A friend and bridge-builder between the LGBT community and the Church, Kathy Baldock of CanyonWalkerConnections, is an example of what it means to walk beside us; this wonderful woman has literally walked beside us. She started out as your typical, conservative Evangelical. Oh, she knew that being gay was a sin and we were in a “destructive lifestyle” by “choice” but she did not know any of us. Until, on a hike one day, she met a lesbian woman whom she started walking with on a regular basis. They soon became close friends, and eventually the woman came out to her. She was then brought into community with her hiking buddy and her friends. This was no longer just a mere theological “issue”; this was flesh and blood that she was doing community with. She then attended a Gay Christian Network conference ( that brought her to tears, as she witnessed the Spirit of God alive and at work in their worship service. It could no longer be denied; God was in the gay community as well! Needless to say, she is now a LGBT advocate and bridge-builder, extremely active in engaging the Evangelical community and the rest of the Church in educated and gracious dialogue.

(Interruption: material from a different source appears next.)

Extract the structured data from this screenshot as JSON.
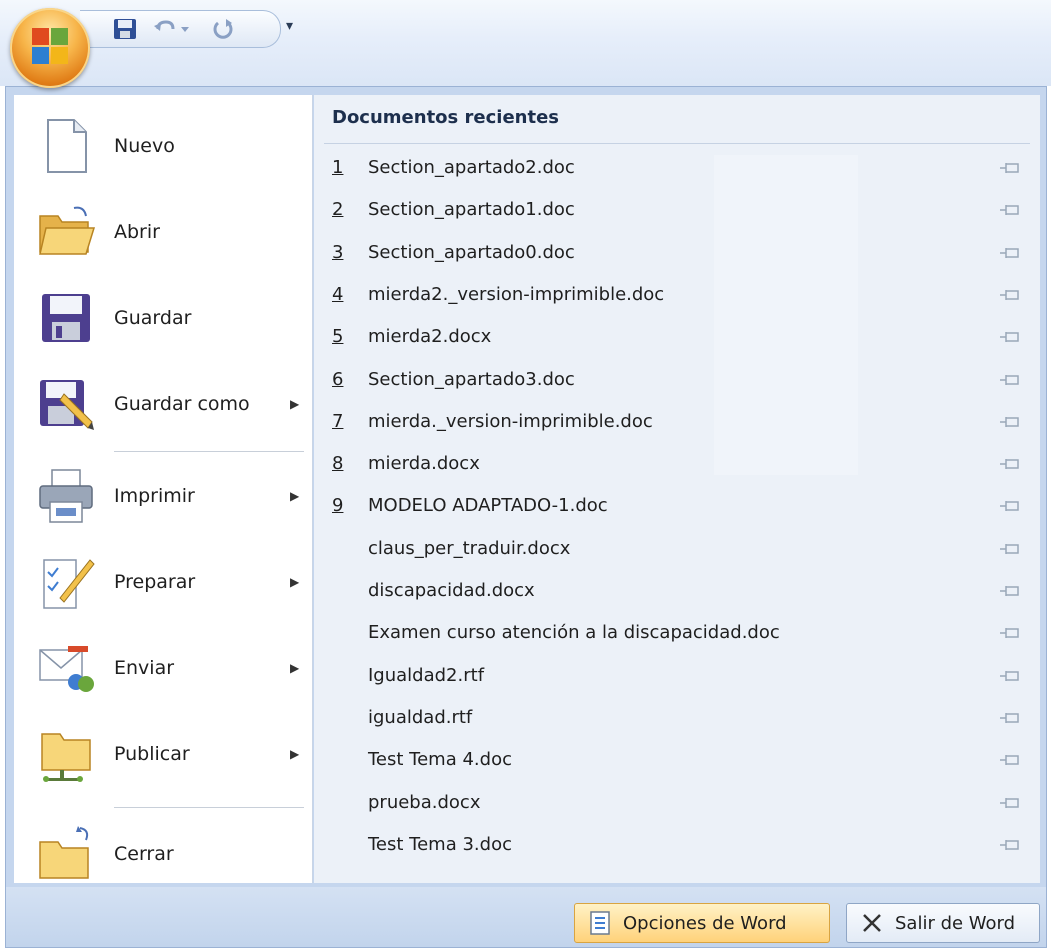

There are some who walk beside us, and are still not quite settled on a gay-affirming, theological stance. I respect these people, while I do not fully agree with them. Their rhetoric is quite different from that of many others who disagree with our views. They are not so focused on just winning an argument. They are not out there pushing others to vote against our rights and freedoms. They are glad to have us as part of our community, but they cannot quite commit to an affirming theology. Preston Sprinkle is one such person. You may wish to check out his recent blog post for an example of his fair and thoughtful, nuanced view: “Homosexuality: Have I Changed My View?

I can understand why many of my LGBT brothers and sisters have left the faith, or are barely hanging on. They are burnt out and worn down by the Church, who is supposed to show the love of Christ to them, but often only shows ignorance and judgment. I love them dearly and am regretful for this. Yet, I am hopeful because my community is a strong and resilient people, who are seeing many of my Church friends come beside us.

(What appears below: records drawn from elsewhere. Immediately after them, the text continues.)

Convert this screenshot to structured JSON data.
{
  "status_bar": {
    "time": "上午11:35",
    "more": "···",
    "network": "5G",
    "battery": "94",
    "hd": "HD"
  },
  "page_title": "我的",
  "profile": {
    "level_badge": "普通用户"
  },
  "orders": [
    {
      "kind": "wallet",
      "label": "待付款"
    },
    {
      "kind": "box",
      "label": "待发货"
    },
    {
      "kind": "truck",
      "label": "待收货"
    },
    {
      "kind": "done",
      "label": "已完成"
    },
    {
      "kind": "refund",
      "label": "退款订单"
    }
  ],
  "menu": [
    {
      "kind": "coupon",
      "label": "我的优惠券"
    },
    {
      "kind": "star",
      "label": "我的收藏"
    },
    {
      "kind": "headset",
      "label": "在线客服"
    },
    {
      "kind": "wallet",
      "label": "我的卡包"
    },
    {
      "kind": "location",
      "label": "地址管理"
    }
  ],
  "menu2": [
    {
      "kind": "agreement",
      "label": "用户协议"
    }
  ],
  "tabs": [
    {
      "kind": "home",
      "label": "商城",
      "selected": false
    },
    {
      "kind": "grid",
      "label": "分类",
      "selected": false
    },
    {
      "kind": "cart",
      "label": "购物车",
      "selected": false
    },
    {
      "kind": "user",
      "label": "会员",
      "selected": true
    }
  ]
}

So I am saying walk beside me; walk beside us. You may not be able to quite fit in our shoes, but do the best that you can to show you are genuinely interested in more than just a debate. Show us that you wish to include us as part of your family, even if we do not see eye-to-eye.

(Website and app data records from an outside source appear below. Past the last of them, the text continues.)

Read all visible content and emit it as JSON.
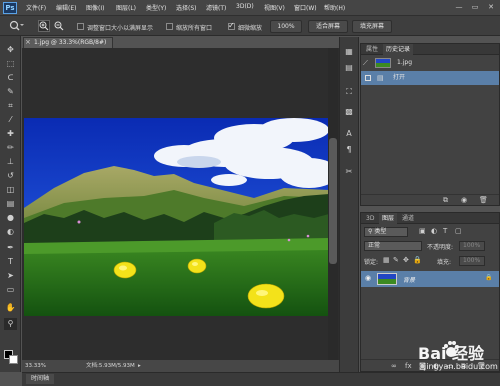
{
  "app": {
    "logo": "Ps"
  },
  "menubar": {
    "items": [
      "文件(F)",
      "编辑(E)",
      "图像(I)",
      "图层(L)",
      "类型(Y)",
      "选择(S)",
      "滤镜(T)",
      "3D(D)",
      "视图(V)",
      "窗口(W)",
      "帮助(H)"
    ],
    "window_controls": [
      "—",
      "▭",
      "✕"
    ]
  },
  "options": {
    "resize_windows_label": "调整窗口大小以满屏显示",
    "zoom_all_label": "缩放所有窗口",
    "scrubby_zoom_label": "细微缩放",
    "zoom_100": "100%",
    "fit_screen": "适合屏幕",
    "fill_screen": "填充屏幕",
    "resize_windows_checked": false,
    "zoom_all_checked": false,
    "scrubby_zoom_checked": true
  },
  "document": {
    "tab_title": "1.jpg @ 33.3%(RGB/8#)",
    "close": "×"
  },
  "status": {
    "zoom": "33.33%",
    "doc_info": "文档:5.93M/5.93M"
  },
  "timeline": {
    "tab": "时间轴"
  },
  "history_panel": {
    "tabs": [
      "属性",
      "历史记录"
    ],
    "snapshot_label": "1.jpg",
    "steps": [
      "打开"
    ]
  },
  "layers_panel": {
    "tabs": [
      "3D",
      "图层",
      "通道"
    ],
    "filter_kind": "类型",
    "blend_mode": "正常",
    "opacity_label": "不透明度:",
    "opacity_value": "100%",
    "lock_label": "锁定:",
    "fill_label": "填充:",
    "fill_value": "100%",
    "layer_name": "背景"
  },
  "watermark": {
    "brand": "Bai 经验",
    "url": "jingyan.baidu.com"
  },
  "colors": {
    "accent_selection": "#5a7fa8",
    "ui_dark": "#3d3d3d",
    "ui_mid": "#535353"
  },
  "icons": {
    "tools": [
      "move-icon",
      "marquee-icon",
      "lasso-icon",
      "quick-select-icon",
      "crop-icon",
      "eyedropper-icon",
      "healing-icon",
      "brush-icon",
      "clone-stamp-icon",
      "history-brush-icon",
      "eraser-icon",
      "gradient-icon",
      "blur-icon",
      "dodge-icon",
      "pen-icon",
      "type-icon",
      "path-select-icon",
      "rectangle-icon",
      "hand-icon",
      "zoom-icon"
    ]
  }
}
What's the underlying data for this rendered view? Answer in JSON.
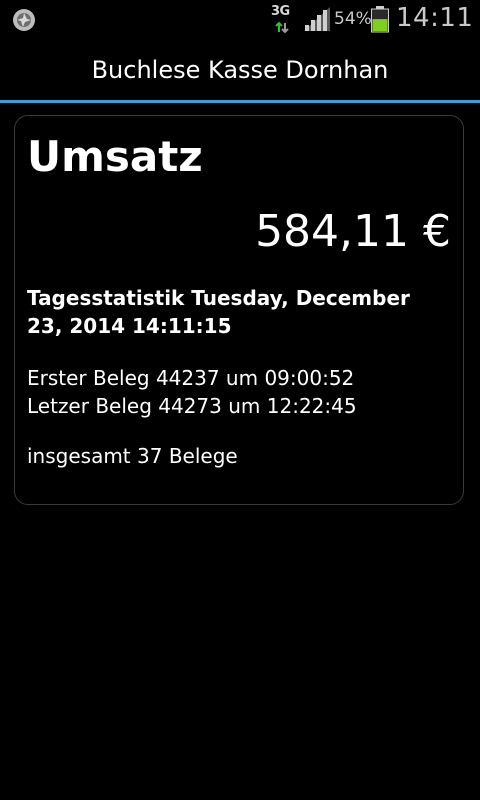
{
  "statusbar": {
    "app_icon": "shutter-icon",
    "network_type": "3G",
    "signal_icon": "signal-bars-icon",
    "battery_percent": "54%",
    "battery_icon": "battery-icon",
    "battery_color": "#7fd01e",
    "time": "14:11"
  },
  "titlebar": {
    "title": "Buchlese Kasse Dornhan",
    "divider_color": "#33a6d8"
  },
  "card": {
    "heading": "Umsatz",
    "amount": "584,11 €",
    "stats_label": "Tagesstatistik Tuesday, December 23, 2014 14:11:15",
    "first_receipt": "Erster Beleg 44237 um 09:00:52",
    "last_receipt": "Letzer Beleg 44273 um 12:22:45",
    "total": "insgesamt 37 Belege"
  }
}
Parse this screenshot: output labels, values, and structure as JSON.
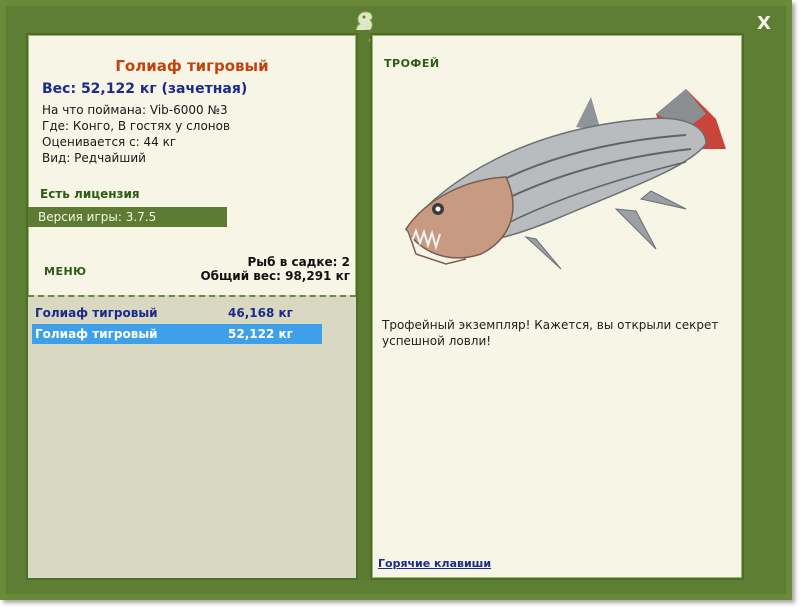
{
  "fish": {
    "title": "Голиаф тигровый",
    "weight": "Вес: 52,122 кг (зачетная)",
    "caught_with": "На что поймана: Vib-6000 №3",
    "location": "Где: Конго, В гостях у слонов",
    "value": "Оценивается с: 44 кг",
    "rarity": "Вид: Редчайший"
  },
  "left": {
    "license": "Есть лицензия",
    "version": "Версия игры: 3.7.5",
    "menu": "МЕНЮ",
    "fish_count": "Рыб в садке: 2",
    "total_weight": "Общий вес: 98,291 кг"
  },
  "list": [
    {
      "name": "Голиаф тигровый",
      "weight": "46,168 кг"
    },
    {
      "name": "Голиаф тигровый",
      "weight": "52,122 кг"
    }
  ],
  "right": {
    "section_title": "ТРОФЕЙ",
    "description": "Трофейный экземпляр! Кажется, вы открыли секрет успешной ловли!",
    "hotkeys": "Горячие клавиши"
  },
  "window": {
    "close_label": "X"
  },
  "icons": {
    "logo": "lizard-logo-icon",
    "fish": "tigerfish-image"
  }
}
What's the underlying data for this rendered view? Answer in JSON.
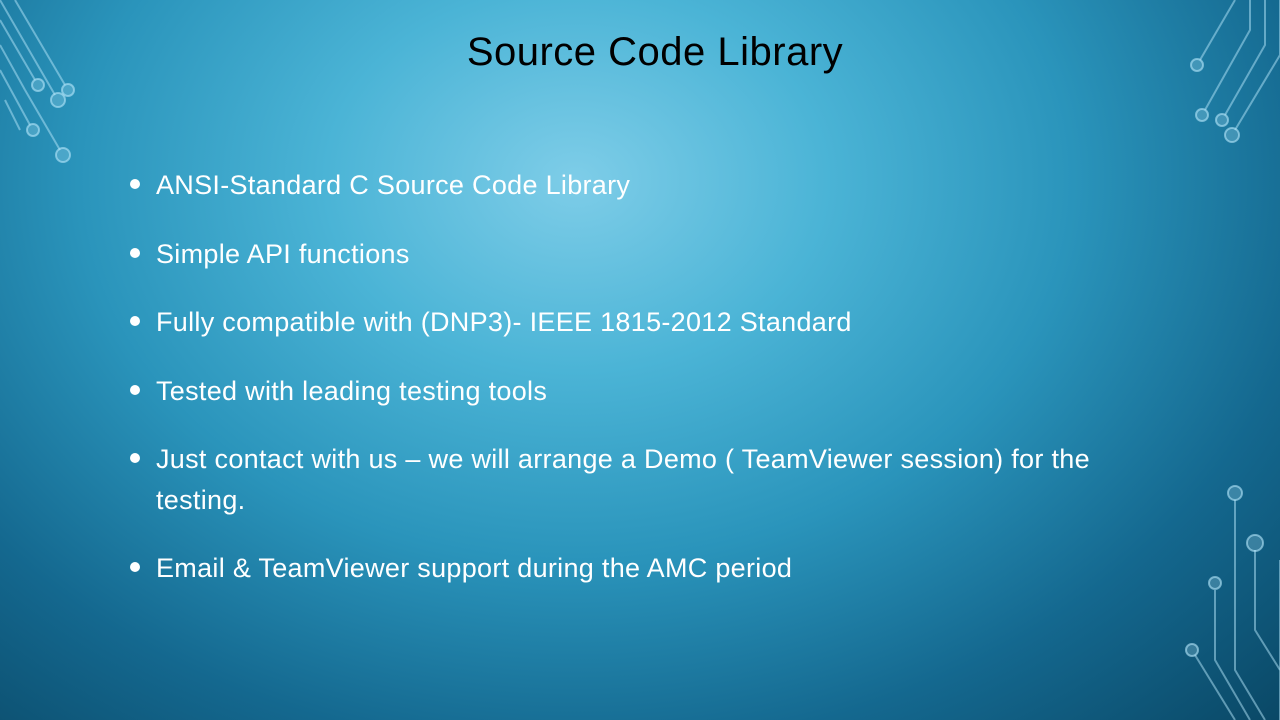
{
  "slide": {
    "title": "Source Code Library",
    "bullets": [
      "ANSI-Standard C Source Code Library",
      "Simple API functions",
      "Fully compatible with (DNP3)- IEEE 1815-2012 Standard",
      "Tested with leading testing tools",
      "Just contact with us – we will arrange a Demo ( TeamViewer session) for the testing.",
      "Email & TeamViewer support during the AMC period"
    ]
  }
}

Walk beside me.

“If I speak in the tongues of men and of angels, but have not love, I am only a resounding gong or a clanging cymbal. If I have the gift of prophecy and can fathom all mysteries and all knowledge, and if I have a faith that can move mountains, but have not love, I am nothing. If I give all I possess to the poor and surrender my body to the flames, but have not love, I gain nothing. Love is patient, love is kind. It does not envy, it does not boast, it is not proud. It is not rude, it is not self-seeking, it is not easily angered, it keeps no record of wrongs. Love does not delight in evil but rejoices with the truth. It always protects, always trusts, always hopes, always perseveres. Love never fails. But where there are prophecies, they will cease; where there are tongues, they will be stilled; where there is knowledge, it will pass away. For we know in part and we prophesy in part, but when perfection comes, the imperfect disappears. When I was a child, I talked like a child, I thought like a child, I reasoned like a child. When I became a man, I put childish ways behind me. Now we see but a poor reflection as in a mirror;then we shall see face to face. Now I know in part; then I shall know fully, even as I am fully known. And now these three remain: faith, hope and love. But the greatest of these is love.”
-1 Corinthians 13: 1-13

[box type=”bio”]
Lofgren-Robert2ROBERT LOFGREN is a gay Christian who has wrestled with his faith and sexuality and has found peace. He strives to love Christ and to show his love for all people while advocating for LGBT rights and building bridges between the two communities to which he belongs and is passionate about — the LGBT community and the Church.

He lives in Orange County, CA with his boyfriend of seven years and two Boston Terriers.  Robert blogs at The Gay Post-Evangelical.